Opening of the new Motueka studio of Fresh FM

  • Judith Tizard
Arts, Culture and Heritage

Salutations:

· John Hurley - Mayor of Tasman District
· Damien O'Connor - local MP
· Dawn Taylor - Fresh FM Station Manager
· Kerry Marshall - Chair of the Fresh FM Trust (and other trust members here today)
· And all the programme makers, volunteers and those people and businesses in the community who sponsor the programmes on Fresh FM.

Happy seventh birthday, and thank you for inviting me here today.

As Associate Minister for Arts, Culture and Heritage, I'm pleased to be here to celebrate the community spirit, enthusiasm and drive behind the launch of your new studio.

It's lovely to be here in Motueka. For many New Zealanders, this is a golden dream-land, where we can bring up our families safe and well and enjoy all the wonderful arts, culture and produce of the region.

The media has an extremely important role to play in nurturing the identity of a region.

Radio, especially, has a huge role to play. It is immediate, intimate, accessible and free … and the voices are your own.

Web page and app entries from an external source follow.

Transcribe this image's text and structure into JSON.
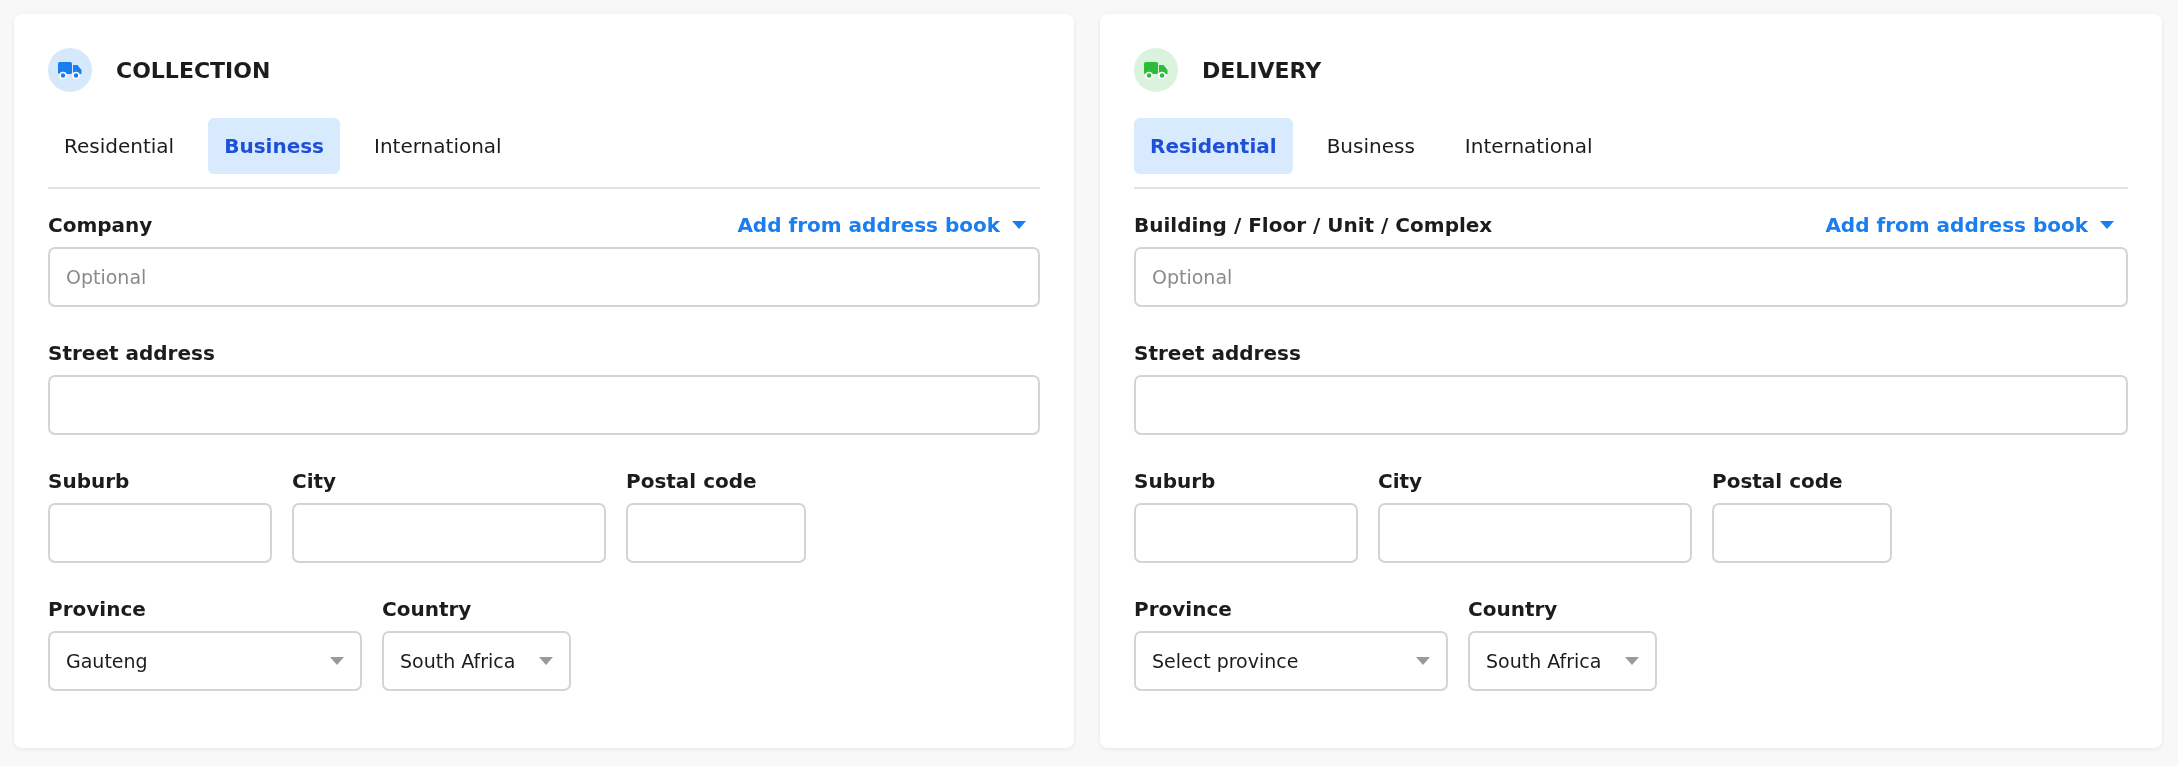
{
  "sections": [
    {
      "title": "COLLECTION",
      "color": "#1a7ef0",
      "tabs": [
        {
          "label": "Residential",
          "selected": false
        },
        {
          "label": "Business",
          "selected": true
        },
        {
          "label": "International",
          "selected": false
        }
      ],
      "address_book_link": "Add from address book",
      "rows": [
        [
          {
            "label": "Company",
            "kind": "input",
            "placeholder": "Optional"
          }
        ],
        [
          {
            "label": "Street address",
            "kind": "input"
          }
        ],
        [
          {
            "label": "Suburb",
            "kind": "input"
          },
          {
            "label": "City",
            "kind": "input"
          },
          {
            "label": "Postal code",
            "kind": "input"
          }
        ],
        [
          {
            "label": "Province",
            "kind": "select",
            "value": "Gauteng"
          },
          {
            "label": "Country",
            "kind": "select",
            "value": "South Africa"
          }
        ]
      ]
    },
    {
      "title": "DELIVERY",
      "color": "#2dbb3c",
      "tabs": [
        {
          "label": "Residential",
          "selected": true
        },
        {
          "label": "Business",
          "selected": false
        },
        {
          "label": "International",
          "selected": false
        }
      ],
      "address_book_link": "Add from address book",
      "rows": [
        [
          {
            "label": "Building / Floor / Unit / Complex",
            "kind": "input",
            "placeholder": "Optional"
          }
        ],
        [
          {
            "label": "Street address",
            "kind": "input"
          }
        ],
        [
          {
            "label": "Suburb",
            "kind": "input"
          },
          {
            "label": "City",
            "kind": "input"
          },
          {
            "label": "Postal code",
            "kind": "input"
          }
        ],
        [
          {
            "label": "Province",
            "kind": "select",
            "value": "Select province"
          },
          {
            "label": "Country",
            "kind": "select",
            "value": "South Africa"
          }
        ]
      ]
    }
  ]
}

As we know, a lot of the electronic media and newspapers have to sell advertising to survive - and they often use conflict to do it. So we regularly hear and read only depressing stories about our community.

But local and community radio can give us the truth about where we live, and air the vast range of opinions that hold to our truths. Media, done well, is about both confrontation and common ground.

Our national identity is made up of many geographical identities. So regional, community and access stations can represent their own communities better than anyone.

Access Radio opens doors for all local people to participate in the information-exchange and nurturing of identity that are the central ideas behind access radio.

And Fresh FM has an important and good role to play in covering the interests and concerns of the whole area - including Nelson, Motueka and Golden Bay.

I know that you have a range of arts-related programmes, specialist music shows, book and film reviews, and that you broadcast the NZ on Air-funded youth shows, Rampage and Te Puutake. As Associate Arts, Culture & Heritage Minister, I am delighted to see that. I know that the Minister for Arts is also supportive of the work that you do, and she sends her greetings today.

As you know, the Labour-Alliance Government is hugely supportive of the arts, for a number of reasons.

I want to talk a bit about what the Government is trying to do in our support for the arts, to make sure that we do it well.

We support the arts simply because we as a country are passionate New Zealanders who have something to say to the world.

When the Prime Minister and I sat down to think about what knits us together as a nation, we looked at two main areas where we could help to enhance the pride and lifestyle of New Zealanders. Arts, and Local Government.

We wanted to help weave together stronger strands in the community, and we believe that the arts sector and local government have huge roles to play.

There are intrinsic benefits and fundamental human satisfaction to be gained from exposure to and engagement with arts and culture. Culture directly enhances our quality of life.

On a local level, this region with its wine, produce and arts shows exactly how regional arts and cultures together with the support of local government can give us confidence in ourselves and make us feel good as a community. My challenge to you is to see them being celebrated more and more.

Our art and what we produce make a big contribution to our national identity. Art helps us define who we are as individuals and as part of the New Zealand community.

When we look at the recent actions in Seattle and Genoa, I believe what happened there reflects strongly how we feel about our place in the world as global boundaries become less obvious. National identity is personal identity, and we must strengthen our national identity to keep our personal identity strong.

There are also huge economic benefits from cultural activities, and from being able to live and work in a vibrant and happy community with a strong sense of geographic identity.

We believe that we should all be able to have jobs where we enjoy ourselves as well as do good work. That is why this Government is putting time and effort into arts and culture.

For all of these reasons, it is equally essential that local communities get behind their own arts and cultural events, community radio stations and volunteer activities.

As a Government, we like to emphasise the need for strategic partnerships in the arts.

Access radio is an excellent example of how business and the community can work together, because it is through sponsorship from local businesses that programmes can be broadcast on Fresh FM.

Because local businesses are run by people who live in the community, their sponsorship is a sign of their understanding of the community's needs and their support for community-focused information and entertainment.

What we hear on Fresh FM, and the new studio we are opening today, shows how much you all value your community

Finally, this is the International Year of the Volunteer, and Fresh FM is run on the strength of its volunteers. I want to pay tribute to those who work in a variety of ways, quietly and often with little or no reward, to make a difference in their communities.

This certainly applies to the dedication and enthusiasm of the volunteers at Fresh FM. You do outstanding jobs that create valuable assets for your communities and your regions.

A recent World Bank study suggested that the number of choirs in a community reflects the health of that community. Here at Fresh FM you have a choir of voices, if you like, which represents the health of Motueka and the region.

So Happy Birthday, and congratulations to all those who have made this new Fresh FM studio possible. You must feel very proud that you have built a wonderful asset not just for the community but for the whole region.

Tena koutou, tena koutou, tena koutou katoa. Kia ora.